## WHAT IS BEING ASKED
Even where a line looks wrong, copy it exactly and include every entry.

## GIVEN ENTRIES
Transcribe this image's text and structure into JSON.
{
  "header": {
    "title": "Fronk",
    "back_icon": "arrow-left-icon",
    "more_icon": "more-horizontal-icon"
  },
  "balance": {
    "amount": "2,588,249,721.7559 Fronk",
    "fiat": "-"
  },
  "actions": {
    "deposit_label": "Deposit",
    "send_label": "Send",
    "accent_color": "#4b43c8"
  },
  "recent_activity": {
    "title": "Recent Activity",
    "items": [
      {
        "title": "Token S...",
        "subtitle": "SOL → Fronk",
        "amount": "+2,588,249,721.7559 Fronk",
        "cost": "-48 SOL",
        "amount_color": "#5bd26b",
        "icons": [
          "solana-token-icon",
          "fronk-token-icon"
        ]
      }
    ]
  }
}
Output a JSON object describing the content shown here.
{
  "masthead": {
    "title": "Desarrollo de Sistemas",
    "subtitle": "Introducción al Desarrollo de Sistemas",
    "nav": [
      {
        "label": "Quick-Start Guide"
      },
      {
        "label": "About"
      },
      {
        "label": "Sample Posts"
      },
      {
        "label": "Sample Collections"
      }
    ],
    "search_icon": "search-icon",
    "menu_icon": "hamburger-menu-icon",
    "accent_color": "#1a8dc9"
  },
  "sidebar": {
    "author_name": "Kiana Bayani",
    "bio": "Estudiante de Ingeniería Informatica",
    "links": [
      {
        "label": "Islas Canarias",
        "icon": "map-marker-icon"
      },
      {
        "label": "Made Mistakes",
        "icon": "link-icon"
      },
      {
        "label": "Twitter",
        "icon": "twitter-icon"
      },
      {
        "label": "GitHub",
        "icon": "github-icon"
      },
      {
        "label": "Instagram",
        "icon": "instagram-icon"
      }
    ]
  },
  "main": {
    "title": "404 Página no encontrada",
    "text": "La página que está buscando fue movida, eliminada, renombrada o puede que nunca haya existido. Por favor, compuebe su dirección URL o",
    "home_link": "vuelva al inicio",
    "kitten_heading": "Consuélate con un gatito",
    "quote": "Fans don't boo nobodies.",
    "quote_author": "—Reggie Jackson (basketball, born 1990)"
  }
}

## OUTPUT
Transcribe this image's text and structure into JSON.
{
  "header": {
    "title": "Fronk",
    "back_icon": "arrow-left-icon",
    "more_icon": "more-horizontal-icon"
  },
  "balance": {
    "amount": "2,588,249,721.7559 Fronk",
    "fiat": "-"
  },
  "actions": {
    "deposit_label": "Deposit",
    "send_label": "Send",
    "accent_color": "#4b43c8"
  },
  "recent_activity": {
    "title": "Recent Activity",
    "items": [
      {
        "title": "Token S...",
        "subtitle": "SOL → Fronk",
        "amount": "+2,588,249,721.7559 Fronk",
        "cost": "-48 SOL",
        "amount_color": "#5bd26b",
        "icons": [
          "solana-token-icon",
          "fronk-token-icon"
        ]
      }
    ]
  }
}
Output a JSON object describing the content shown here.
{
  "masthead": {
    "title": "Desarrollo de Sistemas",
    "subtitle": "Introducción al Desarrollo de Sistemas",
    "nav": [
      {
        "label": "Quick-Start Guide"
      },
      {
        "label": "About"
      },
      {
        "label": "Sample Posts"
      },
      {
        "label": "Sample Collections"
      }
    ],
    "search_icon": "search-icon",
    "menu_icon": "hamburger-menu-icon",
    "accent_color": "#1a8dc9"
  },
  "sidebar": {
    "author_name": "Kiana Bayani",
    "bio": "Estudiante de Ingeniería Informatica",
    "links": [
      {
        "label": "Islas Canarias",
        "icon": "map-marker-icon"
      },
      {
        "label": "Made Mistakes",
        "icon": "link-icon"
      },
      {
        "label": "Twitter",
        "icon": "twitter-icon"
      },
      {
        "label": "GitHub",
        "icon": "github-icon"
      },
      {
        "label": "Instagram",
        "icon": "instagram-icon"
      }
    ]
  },
  "main": {
    "title": "404 Página no encontrada",
    "text": "La página que está buscando fue movida, eliminada, renombrada o puede que nunca haya existido. Por favor, compuebe su dirección URL o",
    "home_link": "vuelva al inicio",
    "kitten_heading": "Consuélate con un gatito",
    "quote": "Fans don't boo nobodies.",
    "quote_author": "—Reggie Jackson (basketball, born 1990)"
  }
}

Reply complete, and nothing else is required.